[Data records for software interfaces]
········

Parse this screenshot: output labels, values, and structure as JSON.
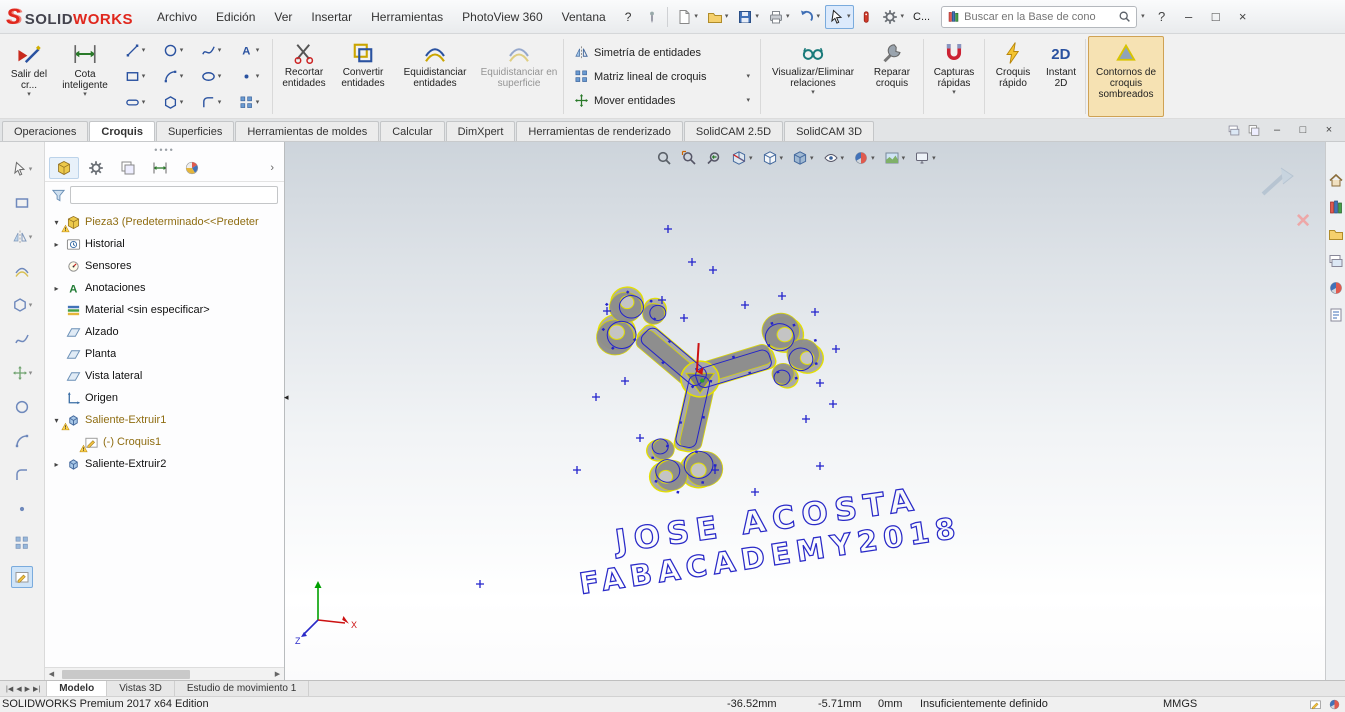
{
  "brand": {
    "mark": "S",
    "solid": "SOLID",
    "works": "WORKS"
  },
  "titlebar": {
    "menus": [
      "Archivo",
      "Edición",
      "Ver",
      "Insertar",
      "Herramientas",
      "PhotoView 360",
      "Ventana",
      "?"
    ],
    "collab": "C...",
    "search": {
      "placeholder": "Buscar en la Base de cono"
    },
    "help": "?"
  },
  "window_controls": {
    "minimize": "–",
    "maximize": "□",
    "close": "×"
  },
  "ribbon": {
    "exit_sketch": "Salir del cr...",
    "smart_dim": "Cota inteligente",
    "trim": "Recortar entidades",
    "convert": "Convertir entidades",
    "offset": "Equidistanciar entidades",
    "offset_surface": "Equidistanciar en superficie",
    "mirror": "Simetría de entidades",
    "pattern": "Matriz lineal de croquis",
    "move": "Mover entidades",
    "relations": "Visualizar/Eliminar relaciones",
    "repair": "Reparar croquis",
    "snaps": "Capturas rápidas",
    "quick_sketch": "Croquis rápido",
    "instant2d": "Instant 2D",
    "shaded_contours": "Contornos de croquis sombreados"
  },
  "command_tabs": [
    "Operaciones",
    "Croquis",
    "Superficies",
    "Herramientas de moldes",
    "Calcular",
    "DimXpert",
    "Herramientas de renderizado",
    "SolidCAM 2.5D",
    "SolidCAM 3D"
  ],
  "feature_tree": {
    "root": "Pieza3 (Predeterminado<<Predeter",
    "items": [
      "Historial",
      "Sensores",
      "Anotaciones",
      "Material <sin especificar>",
      "Alzado",
      "Planta",
      "Vista lateral",
      "Origen",
      "Saliente-Extruir1",
      "(-) Croquis1",
      "Saliente-Extruir2"
    ]
  },
  "viewport": {
    "sketch_text_line1": "JOSE ACOSTA",
    "sketch_text_line2": "FABACADEMY2018",
    "triad": {
      "x": "X",
      "z": "Z"
    }
  },
  "doc_tabs": [
    "Modelo",
    "Vistas 3D",
    "Estudio de movimiento 1"
  ],
  "statusbar": {
    "edition": "SOLIDWORKS Premium 2017 x64 Edition",
    "x": "-36.52mm",
    "y": "-5.71mm",
    "z": "0mm",
    "state": "Insuficientemente definido",
    "units": "MMGS"
  },
  "colors": {
    "edge_yellow": "#e4e000",
    "sketch_blue": "#2323cc",
    "warning": "#f2b200",
    "active_button_bg": "#f6e2b3"
  }
}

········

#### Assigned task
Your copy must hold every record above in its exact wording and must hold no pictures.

#### Written solution
Parse this screenshot: output labels, values, and structure as JSON.
{
  "brand": {
    "mark": "S",
    "solid": "SOLID",
    "works": "WORKS"
  },
  "titlebar": {
    "menus": [
      "Archivo",
      "Edición",
      "Ver",
      "Insertar",
      "Herramientas",
      "PhotoView 360",
      "Ventana",
      "?"
    ],
    "collab": "C...",
    "search": {
      "placeholder": "Buscar en la Base de cono"
    },
    "help": "?"
  },
  "window_controls": {
    "minimize": "–",
    "maximize": "□",
    "close": "×"
  },
  "ribbon": {
    "exit_sketch": "Salir del cr...",
    "smart_dim": "Cota inteligente",
    "trim": "Recortar entidades",
    "convert": "Convertir entidades",
    "offset": "Equidistanciar entidades",
    "offset_surface": "Equidistanciar en superficie",
    "mirror": "Simetría de entidades",
    "pattern": "Matriz lineal de croquis",
    "move": "Mover entidades",
    "relations": "Visualizar/Eliminar relaciones",
    "repair": "Reparar croquis",
    "snaps": "Capturas rápidas",
    "quick_sketch": "Croquis rápido",
    "instant2d": "Instant 2D",
    "shaded_contours": "Contornos de croquis sombreados"
  },
  "command_tabs": [
    "Operaciones",
    "Croquis",
    "Superficies",
    "Herramientas de moldes",
    "Calcular",
    "DimXpert",
    "Herramientas de renderizado",
    "SolidCAM 2.5D",
    "SolidCAM 3D"
  ],
  "feature_tree": {
    "root": "Pieza3 (Predeterminado<<Predeter",
    "items": [
      "Historial",
      "Sensores",
      "Anotaciones",
      "Material <sin especificar>",
      "Alzado",
      "Planta",
      "Vista lateral",
      "Origen",
      "Saliente-Extruir1",
      "(-) Croquis1",
      "Saliente-Extruir2"
    ]
  },
  "viewport": {
    "sketch_text_line1": "JOSE ACOSTA",
    "sketch_text_line2": "FABACADEMY2018",
    "triad": {
      "x": "X",
      "z": "Z"
    }
  },
  "doc_tabs": [
    "Modelo",
    "Vistas 3D",
    "Estudio de movimiento 1"
  ],
  "statusbar": {
    "edition": "SOLIDWORKS Premium 2017 x64 Edition",
    "x": "-36.52mm",
    "y": "-5.71mm",
    "z": "0mm",
    "state": "Insuficientemente definido",
    "units": "MMGS"
  },
  "colors": {
    "edge_yellow": "#e4e000",
    "sketch_blue": "#2323cc",
    "warning": "#f2b200",
    "active_button_bg": "#f6e2b3"
  }
}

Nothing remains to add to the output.